Is Vulnerability Really One of Our Greatest Weaknesses, or is it Our Greatest Strength?
Written by: Kathy Best May 29, 2018
The topics of asking for and accepting help and being vulnerable have come up in conversations a lot lately, so I felt inspired to shine some light on them. It seems human beings have a very difficult time being vulnerable, beginning at an early age and becoming more challenging the older we get. It’s not surprising considering that, from the time we are born, everyone and everything around us is telling us we need to learn to do things for ourselves and be independent. Our society and most cultures associate being vulnerable with being weak based on the original definition, but vulnerability can be a good thing, if we look at it in a different context.
Let’s look at the word vulnerable. In the Merriam-Webster dictionary, vulnerable is defined as: capable of being physically or emotionally wounded; assailable, open to attack or damage. Dictionary.com defines vulnerable as: capable or susceptible to being wounded or hurt, as by a weapon: vulnerable part of the body. Vulnerable is derived from the Latin noun vulnus (“wound”). “Vulnus” led to the Latin verb vulnerare, meaning “to wound,” and then to the Late Latin adjective vulnerabilis, which became “vulnerable” in English in the early 1600s. “Vulnerable” originally meant “capable of being physically wounded” or “having the power to wound” (the latter is now obsolete), but since the late 1600s, it has also been used figuratively to suggest a defenselessness against non-physical attacks. In other words, someone (or something) can be vulnerable to criticism or failure as well as to literal wounding. When it is used figuratively, “vulnerable” is often followed by the preposition “to.”¹ This is not what comes to my mind when I think of vulnerable. The Urban Dictionary more appropriately defines vulnerable as: someone who is completely and rawly open, unguarded with their heart, mind, and soul. Trusting completely, vulnerability by pain or joy, being exposed emotionally; making it easy for someone you trust to really do some damage or healing.
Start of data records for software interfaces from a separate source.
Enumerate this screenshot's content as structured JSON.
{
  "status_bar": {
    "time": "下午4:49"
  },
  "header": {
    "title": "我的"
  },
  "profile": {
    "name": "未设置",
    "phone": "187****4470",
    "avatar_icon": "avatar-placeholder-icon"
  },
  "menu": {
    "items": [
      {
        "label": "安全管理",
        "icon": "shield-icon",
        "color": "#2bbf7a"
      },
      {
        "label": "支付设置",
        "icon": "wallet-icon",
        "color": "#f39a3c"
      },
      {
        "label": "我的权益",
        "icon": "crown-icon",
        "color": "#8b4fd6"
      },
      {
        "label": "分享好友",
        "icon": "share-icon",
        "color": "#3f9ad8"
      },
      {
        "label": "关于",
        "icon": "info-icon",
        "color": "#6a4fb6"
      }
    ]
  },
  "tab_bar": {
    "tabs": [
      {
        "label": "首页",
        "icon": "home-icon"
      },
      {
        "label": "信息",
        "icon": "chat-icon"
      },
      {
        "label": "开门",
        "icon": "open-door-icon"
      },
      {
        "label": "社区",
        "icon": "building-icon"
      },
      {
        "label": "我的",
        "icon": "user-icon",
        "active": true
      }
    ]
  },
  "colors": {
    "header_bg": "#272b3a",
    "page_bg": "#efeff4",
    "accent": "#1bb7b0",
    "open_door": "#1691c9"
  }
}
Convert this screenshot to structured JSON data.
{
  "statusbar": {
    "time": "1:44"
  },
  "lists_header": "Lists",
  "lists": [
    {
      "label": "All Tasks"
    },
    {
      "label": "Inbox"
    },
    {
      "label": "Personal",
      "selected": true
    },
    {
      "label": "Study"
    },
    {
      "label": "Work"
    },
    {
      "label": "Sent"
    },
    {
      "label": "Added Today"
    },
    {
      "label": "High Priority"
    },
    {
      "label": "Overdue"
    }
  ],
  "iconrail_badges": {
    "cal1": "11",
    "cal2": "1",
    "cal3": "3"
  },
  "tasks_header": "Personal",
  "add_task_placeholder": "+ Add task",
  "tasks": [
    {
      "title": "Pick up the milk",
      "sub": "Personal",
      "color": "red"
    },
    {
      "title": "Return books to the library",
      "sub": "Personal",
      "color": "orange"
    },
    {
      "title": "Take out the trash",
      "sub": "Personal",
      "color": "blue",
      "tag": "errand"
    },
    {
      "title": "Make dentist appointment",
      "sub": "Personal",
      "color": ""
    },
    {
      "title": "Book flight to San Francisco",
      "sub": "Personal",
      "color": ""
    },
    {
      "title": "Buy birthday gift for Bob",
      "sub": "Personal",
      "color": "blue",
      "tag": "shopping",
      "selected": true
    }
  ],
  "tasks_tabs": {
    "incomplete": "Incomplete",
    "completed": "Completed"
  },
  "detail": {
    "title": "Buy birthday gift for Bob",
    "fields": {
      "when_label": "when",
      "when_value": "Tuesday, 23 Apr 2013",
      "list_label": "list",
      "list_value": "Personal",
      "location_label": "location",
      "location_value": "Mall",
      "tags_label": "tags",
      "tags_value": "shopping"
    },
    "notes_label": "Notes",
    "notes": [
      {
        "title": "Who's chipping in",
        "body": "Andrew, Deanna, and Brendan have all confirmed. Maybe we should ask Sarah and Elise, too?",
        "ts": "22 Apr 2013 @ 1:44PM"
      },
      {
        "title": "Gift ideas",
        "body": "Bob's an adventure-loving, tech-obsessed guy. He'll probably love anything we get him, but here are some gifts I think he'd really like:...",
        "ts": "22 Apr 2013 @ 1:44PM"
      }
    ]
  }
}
In contrast, Independent is defined by Dictionary.com as: not influenced or controlled by others in matters of opinion, conduct, ext.; thinking or acting for oneself; and independent thinker. I believe it is safe to say that one can be vulnerable and still be independent at the same time, but is vulnerability truly a weakness? Humanity spends an inordinate amount of time creating personas or images of ourselves that we project out to the world. Why do we do this? I can think of a few reasons. To protect our heart and mind from hurt and pain; to make our ego feel superior or better than others; to prevent others from truly knowing what makes us tick; out of fear, that if others really knew what we were truly like they would judge us harshly or gossip about us, no one would respect us, or no one would love us. The truth is that all of these things happen to us regardless of how hard or how well we attempt to protect ourselves. It is all just an illusion. Even the people that get so good at doing everything for themselves, pushing people away, or keeping everyone at a distance are living an illusion of control and independence. Many of us try to do more for others, in a vain attempt to show how worthy we are, or how strong and able we are, but refuse to let others help us when we truly need it. We try to act tough, put on a brave face, or push through the pain, so others don’t see our own weaknesses, challenges, or emotional baggage. Many believe they put on a mask of perfection in order to be loved, respected, and appreciated. How can we be loved and respected when we are not willing to appreciate and bless every little blemish and flaw that made us who we are? How can we find comfort and safety in another, when we cannot even begin to look at our own issues which make us feel like we need rescuing?
Human beings were not created to live a solitary life. They were created to love and be loved. The problem with this stems from our ego and its need to project an image of superiority, entitlement, and victimization all at the same time. It attempts to exert power over, or control those around it, to make them more like itself, all the while arguing that it wants to be different and unique. It judges and finds fault with everyone and everything, including itself, and then laments that it’s just the way life is and there is nothing to be done about it. The truth of the matter is that our ego consciousness serves a very important purpose; keeping us safe from actual danger, but as adults we are better equipped to deal with and avoid dangerous situations, so we no longer need our ego in the driver seat. Our ego actually hinders our ability to connect with others on a personal and emotional level that feeds our heart and soul. Reacquainting ourselves with the ability to be vulnerable is a huge step toward fulfilling, harmonious relationships. We have allowed our ego to become the master of our mind, and in doing so have totally tuned out our innate source of wisdom and true power, our intuition. The thing about intuition is that you have to let go of control and learn to be vulnerable before you can access it. Your intuition is also a guide that will steer you away from people and experiences where you may be taken advantage or, or hurt physically or emotionally. The more you practice using your intuition, the stronger and more accurate it becomes. If you open yourself up to the experience of listening to your body, instead of your mind, it will guide you unfailingly toward happiness, love, and meaning in all areas of your life.